> [WORK TO BE COMPLETED]: Repeat all of the data below word for word, keeping no images.

..............................

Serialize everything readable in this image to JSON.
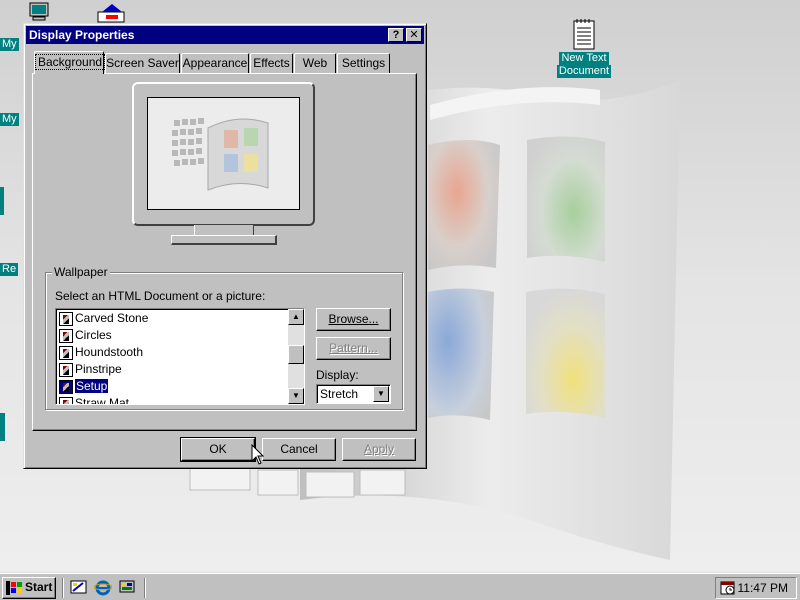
{
  "desktop": {
    "icons": [
      {
        "label": "My",
        "name": "my-computer-icon"
      },
      {
        "label": "My",
        "name": "my-documents-icon"
      },
      {
        "label": "Re",
        "name": "recycle-bin-icon"
      },
      {
        "label": "New Text\nDocument",
        "line1": "New Text",
        "line2": "Document",
        "name": "text-document-icon"
      }
    ]
  },
  "window": {
    "title": "Display Properties",
    "help_button": "?",
    "close_button": "✕",
    "tabs": [
      {
        "label": "Background",
        "active": true
      },
      {
        "label": "Screen Saver"
      },
      {
        "label": "Appearance"
      },
      {
        "label": "Effects"
      },
      {
        "label": "Web"
      },
      {
        "label": "Settings"
      }
    ],
    "wallpaper": {
      "group_label": "Wallpaper",
      "prompt": "Select an HTML Document or a picture:",
      "items": [
        {
          "label": "Carved Stone"
        },
        {
          "label": "Circles"
        },
        {
          "label": "Houndstooth"
        },
        {
          "label": "Pinstripe"
        },
        {
          "label": "Setup",
          "selected": true
        },
        {
          "label": "Straw Mat"
        }
      ],
      "browse_label": "Browse...",
      "pattern_label": "Pattern...",
      "display_label": "Display:",
      "display_value": "Stretch"
    },
    "buttons": {
      "ok": "OK",
      "cancel": "Cancel",
      "apply": "Apply"
    }
  },
  "taskbar": {
    "start_label": "Start",
    "clock": "11:47 PM",
    "quicklaunch": [
      "desktop-icon",
      "internet-explorer-icon",
      "channels-icon"
    ]
  },
  "colors": {
    "titlebar": "#000080",
    "selection": "#000080",
    "face": "#c0c0c0",
    "desktop_label_bg": "#008080"
  }
}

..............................

> [TASK ANSWER]:
Serialize everything readable in this image to JSON.
{
  "desktop": {
    "icons": [
      {
        "label": "My",
        "name": "my-computer-icon"
      },
      {
        "label": "My",
        "name": "my-documents-icon"
      },
      {
        "label": "Re",
        "name": "recycle-bin-icon"
      },
      {
        "label": "New Text\nDocument",
        "line1": "New Text",
        "line2": "Document",
        "name": "text-document-icon"
      }
    ]
  },
  "window": {
    "title": "Display Properties",
    "help_button": "?",
    "close_button": "✕",
    "tabs": [
      {
        "label": "Background",
        "active": true
      },
      {
        "label": "Screen Saver"
      },
      {
        "label": "Appearance"
      },
      {
        "label": "Effects"
      },
      {
        "label": "Web"
      },
      {
        "label": "Settings"
      }
    ],
    "wallpaper": {
      "group_label": "Wallpaper",
      "prompt": "Select an HTML Document or a picture:",
      "items": [
        {
          "label": "Carved Stone"
        },
        {
          "label": "Circles"
        },
        {
          "label": "Houndstooth"
        },
        {
          "label": "Pinstripe"
        },
        {
          "label": "Setup",
          "selected": true
        },
        {
          "label": "Straw Mat"
        }
      ],
      "browse_label": "Browse...",
      "pattern_label": "Pattern...",
      "display_label": "Display:",
      "display_value": "Stretch"
    },
    "buttons": {
      "ok": "OK",
      "cancel": "Cancel",
      "apply": "Apply"
    }
  },
  "taskbar": {
    "start_label": "Start",
    "clock": "11:47 PM",
    "quicklaunch": [
      "desktop-icon",
      "internet-explorer-icon",
      "channels-icon"
    ]
  },
  "colors": {
    "titlebar": "#000080",
    "selection": "#000080",
    "face": "#c0c0c0",
    "desktop_label_bg": "#008080"
  }
}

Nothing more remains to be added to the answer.